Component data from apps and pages
__________________________________________________
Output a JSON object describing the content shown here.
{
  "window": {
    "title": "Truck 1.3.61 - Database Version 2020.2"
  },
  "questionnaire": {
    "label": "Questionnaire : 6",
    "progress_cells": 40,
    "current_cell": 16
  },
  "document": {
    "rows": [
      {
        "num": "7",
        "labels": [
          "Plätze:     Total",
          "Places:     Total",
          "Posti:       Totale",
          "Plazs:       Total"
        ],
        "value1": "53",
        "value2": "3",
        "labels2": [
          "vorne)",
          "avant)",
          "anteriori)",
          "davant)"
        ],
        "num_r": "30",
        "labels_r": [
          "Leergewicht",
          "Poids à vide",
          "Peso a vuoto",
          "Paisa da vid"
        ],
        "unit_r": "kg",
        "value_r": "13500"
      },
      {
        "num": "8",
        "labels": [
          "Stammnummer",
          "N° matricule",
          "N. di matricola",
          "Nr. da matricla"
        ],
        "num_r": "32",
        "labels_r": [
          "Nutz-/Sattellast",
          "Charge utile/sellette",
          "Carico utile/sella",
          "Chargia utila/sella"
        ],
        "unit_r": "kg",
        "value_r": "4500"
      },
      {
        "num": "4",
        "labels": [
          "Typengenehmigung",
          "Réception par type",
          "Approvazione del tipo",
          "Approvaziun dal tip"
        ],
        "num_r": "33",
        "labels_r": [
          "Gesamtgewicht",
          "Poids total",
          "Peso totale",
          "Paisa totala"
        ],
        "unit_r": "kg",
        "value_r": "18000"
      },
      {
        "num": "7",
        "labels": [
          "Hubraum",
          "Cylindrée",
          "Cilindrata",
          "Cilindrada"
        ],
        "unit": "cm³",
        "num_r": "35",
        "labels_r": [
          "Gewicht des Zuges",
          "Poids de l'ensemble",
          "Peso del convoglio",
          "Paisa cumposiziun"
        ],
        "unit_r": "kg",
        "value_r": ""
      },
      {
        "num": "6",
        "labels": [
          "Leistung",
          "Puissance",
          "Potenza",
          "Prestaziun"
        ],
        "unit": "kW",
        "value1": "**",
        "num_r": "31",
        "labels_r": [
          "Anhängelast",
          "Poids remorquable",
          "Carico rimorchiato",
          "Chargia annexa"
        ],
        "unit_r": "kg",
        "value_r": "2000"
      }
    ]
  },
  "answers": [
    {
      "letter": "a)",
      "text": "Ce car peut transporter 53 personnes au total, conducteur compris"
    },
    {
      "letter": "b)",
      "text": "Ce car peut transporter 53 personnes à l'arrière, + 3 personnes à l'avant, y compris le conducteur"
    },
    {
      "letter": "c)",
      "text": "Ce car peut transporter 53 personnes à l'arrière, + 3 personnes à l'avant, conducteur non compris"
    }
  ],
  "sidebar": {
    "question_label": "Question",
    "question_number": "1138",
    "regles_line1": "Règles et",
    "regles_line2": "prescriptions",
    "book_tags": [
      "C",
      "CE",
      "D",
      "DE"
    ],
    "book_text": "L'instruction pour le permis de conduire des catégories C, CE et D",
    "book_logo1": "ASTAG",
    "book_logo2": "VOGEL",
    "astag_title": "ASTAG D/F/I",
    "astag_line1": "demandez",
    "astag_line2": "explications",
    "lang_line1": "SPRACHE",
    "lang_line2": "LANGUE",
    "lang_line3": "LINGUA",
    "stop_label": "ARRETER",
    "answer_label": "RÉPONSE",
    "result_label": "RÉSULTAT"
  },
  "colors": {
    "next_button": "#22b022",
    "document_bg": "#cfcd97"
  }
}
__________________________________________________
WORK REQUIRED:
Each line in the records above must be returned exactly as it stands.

WRITTEN ANSWER:
Output a JSON object describing the content shown here.
{
  "window": {
    "title": "Truck 1.3.61 - Database Version 2020.2"
  },
  "questionnaire": {
    "label": "Questionnaire : 6",
    "progress_cells": 40,
    "current_cell": 16
  },
  "document": {
    "rows": [
      {
        "num": "7",
        "labels": [
          "Plätze:     Total",
          "Places:     Total",
          "Posti:       Totale",
          "Plazs:       Total"
        ],
        "value1": "53",
        "value2": "3",
        "labels2": [
          "vorne)",
          "avant)",
          "anteriori)",
          "davant)"
        ],
        "num_r": "30",
        "labels_r": [
          "Leergewicht",
          "Poids à vide",
          "Peso a vuoto",
          "Paisa da vid"
        ],
        "unit_r": "kg",
        "value_r": "13500"
      },
      {
        "num": "8",
        "labels": [
          "Stammnummer",
          "N° matricule",
          "N. di matricola",
          "Nr. da matricla"
        ],
        "num_r": "32",
        "labels_r": [
          "Nutz-/Sattellast",
          "Charge utile/sellette",
          "Carico utile/sella",
          "Chargia utila/sella"
        ],
        "unit_r": "kg",
        "value_r": "4500"
      },
      {
        "num": "4",
        "labels": [
          "Typengenehmigung",
          "Réception par type",
          "Approvazione del tipo",
          "Approvaziun dal tip"
        ],
        "num_r": "33",
        "labels_r": [
          "Gesamtgewicht",
          "Poids total",
          "Peso totale",
          "Paisa totala"
        ],
        "unit_r": "kg",
        "value_r": "18000"
      },
      {
        "num": "7",
        "labels": [
          "Hubraum",
          "Cylindrée",
          "Cilindrata",
          "Cilindrada"
        ],
        "unit": "cm³",
        "num_r": "35",
        "labels_r": [
          "Gewicht des Zuges",
          "Poids de l'ensemble",
          "Peso del convoglio",
          "Paisa cumposiziun"
        ],
        "unit_r": "kg",
        "value_r": ""
      },
      {
        "num": "6",
        "labels": [
          "Leistung",
          "Puissance",
          "Potenza",
          "Prestaziun"
        ],
        "unit": "kW",
        "value1": "**",
        "num_r": "31",
        "labels_r": [
          "Anhängelast",
          "Poids remorquable",
          "Carico rimorchiato",
          "Chargia annexa"
        ],
        "unit_r": "kg",
        "value_r": "2000"
      }
    ]
  },
  "answers": [
    {
      "letter": "a)",
      "text": "Ce car peut transporter 53 personnes au total, conducteur compris"
    },
    {
      "letter": "b)",
      "text": "Ce car peut transporter 53 personnes à l'arrière, + 3 personnes à l'avant, y compris le conducteur"
    },
    {
      "letter": "c)",
      "text": "Ce car peut transporter 53 personnes à l'arrière, + 3 personnes à l'avant, conducteur non compris"
    }
  ],
  "sidebar": {
    "question_label": "Question",
    "question_number": "1138",
    "regles_line1": "Règles et",
    "regles_line2": "prescriptions",
    "book_tags": [
      "C",
      "CE",
      "D",
      "DE"
    ],
    "book_text": "L'instruction pour le permis de conduire des catégories C, CE et D",
    "book_logo1": "ASTAG",
    "book_logo2": "VOGEL",
    "astag_title": "ASTAG D/F/I",
    "astag_line1": "demandez",
    "astag_line2": "explications",
    "lang_line1": "SPRACHE",
    "lang_line2": "LANGUE",
    "lang_line3": "LINGUA",
    "stop_label": "ARRETER",
    "answer_label": "RÉPONSE",
    "result_label": "RÉSULTAT"
  },
  "colors": {
    "next_button": "#22b022",
    "document_bg": "#cfcd97"
  }
}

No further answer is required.